parative charts compiled by Registrar The Anse
A. G. Hall, None of the general cial organ
groups, comprising fraternities, soror- that the p
ities and other house clubs, shows a tions for a
lower average during 1914-1915, than nations.
the previous year, and several new
marks were set up. . Berlin,
Two years ago, the average of gen- German re
eral fraternities was below C grade, the taking
and one year ago but slightly above. kon on An
Last year, however, general fraterni- Many just
ties placed well above the C average, grounds th
Only seven general fraternities now rsusdsdth
average below C, as compared to desaidt
twelve the previous year. ages contai
The greatest rise in averages dur-
ing 1914-1915, is in all general frater-
nities and professional fraternities, that Franc
closely followed by all house tria, is ill
clubs. General sororities and other Durian, m
women's clubs show abo'ut half the and Count
amount of gain that the general fra- have been
ternities and other professional fra- have also c
ternities made. Sigma Upsilon Psi ily.
now stands at the head of all general
fraternities, with Phi Delta Phi lead- Berlin,
ing all professional fraternities. None Duchy of Li
of the sororities falls below a mark plaint to th
half way between C and B, with the ing the bo
Collegiate Sorosis closest to the B Luxepbour
line, lies.
Three years ago, one or two of the
league houses were above B grade, STATE D1
but for the past two years 'no organ- RE
ization has been'^ above that mark.
This year, however, two league houses
have averaged better than B, the Vfl"s of
Mogk house attaining a position two- Said
fifths of the way from B to A. It
must be remembered, however, that
the league houses comprise much (By the
smaller groups than the fraternities Washingi
or other organizations. partment
The order in which the organiza- resignation
tions appear on the chart in matter consul-get
of standing, is as follows: General nation wa
sororities, professional sororities, oth- the state
er women's clubs, all' house clubs, partisansh
professional fraternities, other men's played for
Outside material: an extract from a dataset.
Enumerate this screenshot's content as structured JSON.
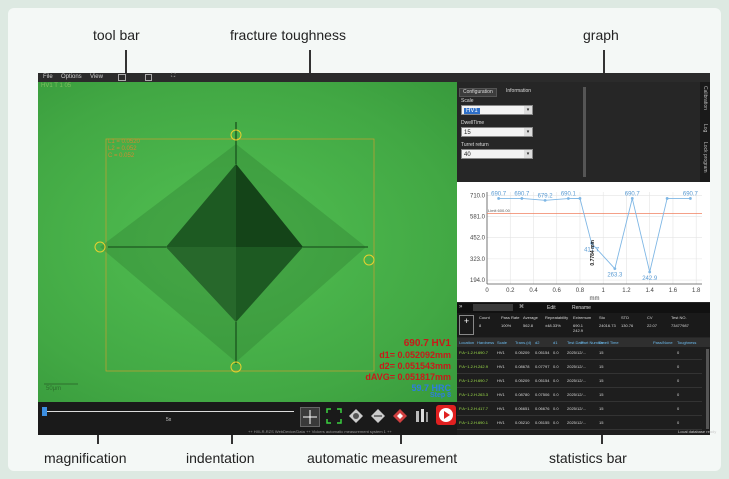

First Faculty
torium, 4:15

TODAY
Concert, Hill
o'clock.

Audi-I

Cosmopolitan Night, at the Unitarian
church, 8:00 o'clock,
Student council meets in north wing,
7:30 o'clock.
Deutscher Verein executive meeting,
. at the Deutscher Verein room, 7:30
o'clock.
TOMORROW
Freshman "pep" meeting at Hill Audi-
torium, 7:15 o'clock.
Open House, at the Michigan Union,
8:00 o'clock.

(Continued

Page Six)

Back to Top

© 2020 Regents of the University of Michigan